Many Americans say they're Libertarians, including tea partiers. But there's only one official Libertarian Party - founded in 1971 and throwing themselves a big convention in Columbus beginning Thursday. The organization claims to be the only "real deal" in a very crowded field. So don't go using their name in vain.
The big day has arrived for the official Libertarian Party, which now reports that its numbers have increased by 11 percent in the last year. It's convention time.
Former senator and Republican presidential hopeful Rick Santorum, who may be making moves toward the White House yet again, turned his back on Sen. Rand Paul and said the Kentuckian doesn't stand a chance of winning the nation's high executive seat under the GOP umbrella.
The state Supreme Court on Thursday upheld the law that governs how South Carolina's elections are conducted, dismissing the Libertarian Party's arguments against it - and potentially averting an Election Day disaster.

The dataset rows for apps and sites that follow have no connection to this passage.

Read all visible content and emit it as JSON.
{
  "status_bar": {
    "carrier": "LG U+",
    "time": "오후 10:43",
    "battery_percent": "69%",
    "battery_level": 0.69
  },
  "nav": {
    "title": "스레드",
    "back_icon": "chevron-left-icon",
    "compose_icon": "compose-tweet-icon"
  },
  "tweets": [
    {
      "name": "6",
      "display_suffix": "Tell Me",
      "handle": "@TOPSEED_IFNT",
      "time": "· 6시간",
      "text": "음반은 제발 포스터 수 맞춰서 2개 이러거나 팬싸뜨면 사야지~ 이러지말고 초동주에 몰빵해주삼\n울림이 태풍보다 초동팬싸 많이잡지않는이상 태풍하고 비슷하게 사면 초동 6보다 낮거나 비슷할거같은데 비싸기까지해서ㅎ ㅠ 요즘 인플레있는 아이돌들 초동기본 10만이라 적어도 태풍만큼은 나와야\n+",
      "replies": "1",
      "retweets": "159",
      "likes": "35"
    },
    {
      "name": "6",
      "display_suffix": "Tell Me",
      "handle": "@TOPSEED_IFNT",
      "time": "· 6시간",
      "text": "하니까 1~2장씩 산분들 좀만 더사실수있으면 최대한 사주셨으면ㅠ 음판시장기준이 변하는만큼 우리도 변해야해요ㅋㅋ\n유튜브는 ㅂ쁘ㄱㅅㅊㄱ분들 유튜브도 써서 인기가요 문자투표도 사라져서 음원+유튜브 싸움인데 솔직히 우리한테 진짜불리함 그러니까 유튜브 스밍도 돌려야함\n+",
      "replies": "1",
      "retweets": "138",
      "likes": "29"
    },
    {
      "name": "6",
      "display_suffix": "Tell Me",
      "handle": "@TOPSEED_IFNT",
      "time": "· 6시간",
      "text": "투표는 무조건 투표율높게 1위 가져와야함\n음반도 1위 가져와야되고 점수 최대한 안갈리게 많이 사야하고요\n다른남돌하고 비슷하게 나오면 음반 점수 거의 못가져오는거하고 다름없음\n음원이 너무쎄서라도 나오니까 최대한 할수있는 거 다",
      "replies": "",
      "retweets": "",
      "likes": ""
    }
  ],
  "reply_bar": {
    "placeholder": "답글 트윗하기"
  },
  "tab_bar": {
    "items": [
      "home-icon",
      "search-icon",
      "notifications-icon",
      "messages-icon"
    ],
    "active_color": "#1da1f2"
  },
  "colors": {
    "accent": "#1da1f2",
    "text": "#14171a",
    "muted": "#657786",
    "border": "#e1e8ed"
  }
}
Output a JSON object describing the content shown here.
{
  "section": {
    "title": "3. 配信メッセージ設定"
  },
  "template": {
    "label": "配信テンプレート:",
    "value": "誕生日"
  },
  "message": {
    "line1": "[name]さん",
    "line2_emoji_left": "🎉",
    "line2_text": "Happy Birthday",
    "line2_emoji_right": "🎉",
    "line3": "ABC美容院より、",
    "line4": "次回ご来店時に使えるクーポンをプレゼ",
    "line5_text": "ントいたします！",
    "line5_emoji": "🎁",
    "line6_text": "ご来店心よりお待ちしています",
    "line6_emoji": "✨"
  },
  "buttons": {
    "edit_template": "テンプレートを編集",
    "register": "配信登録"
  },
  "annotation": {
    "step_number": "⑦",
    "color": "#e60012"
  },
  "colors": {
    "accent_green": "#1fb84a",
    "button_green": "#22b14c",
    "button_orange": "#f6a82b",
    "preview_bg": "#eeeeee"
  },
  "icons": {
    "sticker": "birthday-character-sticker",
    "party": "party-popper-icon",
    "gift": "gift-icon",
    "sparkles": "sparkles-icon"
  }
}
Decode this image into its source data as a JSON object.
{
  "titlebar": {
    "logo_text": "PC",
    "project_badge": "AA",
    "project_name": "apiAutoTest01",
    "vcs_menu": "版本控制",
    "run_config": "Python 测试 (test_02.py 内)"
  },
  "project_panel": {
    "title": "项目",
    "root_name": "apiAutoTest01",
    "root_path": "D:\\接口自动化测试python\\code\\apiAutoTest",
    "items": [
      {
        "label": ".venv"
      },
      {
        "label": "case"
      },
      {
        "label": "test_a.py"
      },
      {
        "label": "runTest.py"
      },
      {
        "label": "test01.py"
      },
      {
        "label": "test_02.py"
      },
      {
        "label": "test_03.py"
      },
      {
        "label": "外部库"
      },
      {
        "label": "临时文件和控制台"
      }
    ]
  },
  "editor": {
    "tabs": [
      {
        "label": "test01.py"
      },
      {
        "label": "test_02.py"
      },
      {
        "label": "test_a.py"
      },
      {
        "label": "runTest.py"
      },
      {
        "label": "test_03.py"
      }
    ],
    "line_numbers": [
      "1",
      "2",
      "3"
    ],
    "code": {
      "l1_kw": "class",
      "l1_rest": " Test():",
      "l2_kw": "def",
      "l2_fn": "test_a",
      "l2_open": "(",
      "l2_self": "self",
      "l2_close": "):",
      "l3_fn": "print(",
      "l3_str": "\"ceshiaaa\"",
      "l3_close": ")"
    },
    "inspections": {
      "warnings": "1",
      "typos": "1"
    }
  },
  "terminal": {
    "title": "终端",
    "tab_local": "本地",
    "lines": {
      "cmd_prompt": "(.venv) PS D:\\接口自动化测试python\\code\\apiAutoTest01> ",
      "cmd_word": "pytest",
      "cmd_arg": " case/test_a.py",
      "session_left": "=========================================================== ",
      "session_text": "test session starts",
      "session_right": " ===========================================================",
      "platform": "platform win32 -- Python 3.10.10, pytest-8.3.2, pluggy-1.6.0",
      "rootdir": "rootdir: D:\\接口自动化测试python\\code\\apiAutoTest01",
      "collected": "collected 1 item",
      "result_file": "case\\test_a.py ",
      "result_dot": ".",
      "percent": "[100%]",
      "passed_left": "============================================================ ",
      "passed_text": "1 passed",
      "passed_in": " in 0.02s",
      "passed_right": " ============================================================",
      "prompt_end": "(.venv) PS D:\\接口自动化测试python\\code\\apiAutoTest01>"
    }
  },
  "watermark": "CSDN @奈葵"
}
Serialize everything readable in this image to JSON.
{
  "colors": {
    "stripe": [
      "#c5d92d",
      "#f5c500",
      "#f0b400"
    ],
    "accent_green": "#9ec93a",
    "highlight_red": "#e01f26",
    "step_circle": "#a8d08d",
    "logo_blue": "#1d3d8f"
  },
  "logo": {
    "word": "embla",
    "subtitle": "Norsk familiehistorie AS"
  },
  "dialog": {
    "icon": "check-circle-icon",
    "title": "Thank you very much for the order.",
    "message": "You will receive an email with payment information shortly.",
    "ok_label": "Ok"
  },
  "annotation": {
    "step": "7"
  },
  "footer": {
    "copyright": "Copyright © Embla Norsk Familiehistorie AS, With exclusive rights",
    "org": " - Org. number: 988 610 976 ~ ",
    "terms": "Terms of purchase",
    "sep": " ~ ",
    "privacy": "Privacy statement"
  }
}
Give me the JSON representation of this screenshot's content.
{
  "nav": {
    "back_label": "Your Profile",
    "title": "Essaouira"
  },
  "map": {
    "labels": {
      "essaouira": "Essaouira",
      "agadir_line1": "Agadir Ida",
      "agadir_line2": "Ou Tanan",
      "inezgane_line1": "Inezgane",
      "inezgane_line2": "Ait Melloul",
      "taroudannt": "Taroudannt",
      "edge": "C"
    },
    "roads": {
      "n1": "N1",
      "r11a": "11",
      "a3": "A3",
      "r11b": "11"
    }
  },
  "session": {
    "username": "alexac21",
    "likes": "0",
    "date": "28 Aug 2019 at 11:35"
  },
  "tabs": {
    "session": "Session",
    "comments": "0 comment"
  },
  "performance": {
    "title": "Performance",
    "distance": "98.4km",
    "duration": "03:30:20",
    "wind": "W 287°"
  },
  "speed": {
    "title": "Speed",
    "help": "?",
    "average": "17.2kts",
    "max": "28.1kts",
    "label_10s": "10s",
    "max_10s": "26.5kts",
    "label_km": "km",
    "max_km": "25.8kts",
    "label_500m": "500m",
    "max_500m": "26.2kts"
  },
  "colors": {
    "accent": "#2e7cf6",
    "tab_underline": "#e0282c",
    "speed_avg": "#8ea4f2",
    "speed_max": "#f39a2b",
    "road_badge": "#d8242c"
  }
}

North Carolina Libertarians are in the unusual position of getting to pick from two of their own in the May primary for the U.S. Senate race.
North Carolina's Libertarian Party will have an unusual gathering this weekend because it will host a forum for its primary candidates for U.S. Senate.
A federal judge on Wednesday denied an effort by the Libertarian Party of Ohio to get its gubernatorial candidate back on the ballot for the May primary.
Sen. Rand Paul, Kentucky Republican, is often described as both a tea party member and a libertarian, but it turns out that most libertarians aren't tea partyers.
Apart from death and taxes, few things in life are certain. But one of them is that third-party candidates nearly always lose. Sometimes a third-party candidate can be a positive influence in the race, and sometimes not. Robert Sarvis, the candidate of the Libertarian Party, can only contribute to the prospects of Terry McAuliffe, the Democratic nominee.
"We support the maintenance of a sufficient military to defend the United States against aggression. The United States should both avoid entangling alliances and abandon its attempts to act as policeman for the world," states the Libertarian Party in its bedrock platform statement.
He still doesn't get much attention from the mainstream media, but Libertarian presidential candidate Gary E. Johnson could be the key to who wins the White House on Tuesday — especially if he takes votes away from Barack Obama or Mitt Romney in Ohio or Colorado.
Heading into their nominating conventions, President Obama and Mitt Romney are dead even — down to a tenth of a percent — in the latest The Washington Times/JZ Analytics Poll, which also shows independents, the critical swing group, beginning to pick sides.
Libertarian Party presidential nominee Gary Johnson said Monday that he won't release his tax returns, joining his voice to that of presumptive GOP nominee Mitt Romney, who has declined to release more than the two most recent years.
Republicans looking to ease the friction among party stalwarts, tea party activists and Ron Paul supporters headed into this year's election say they may have found a model of unity in Art Robinson, a scientist who is the GOP candidate for a congressional seat representing an Oregon district.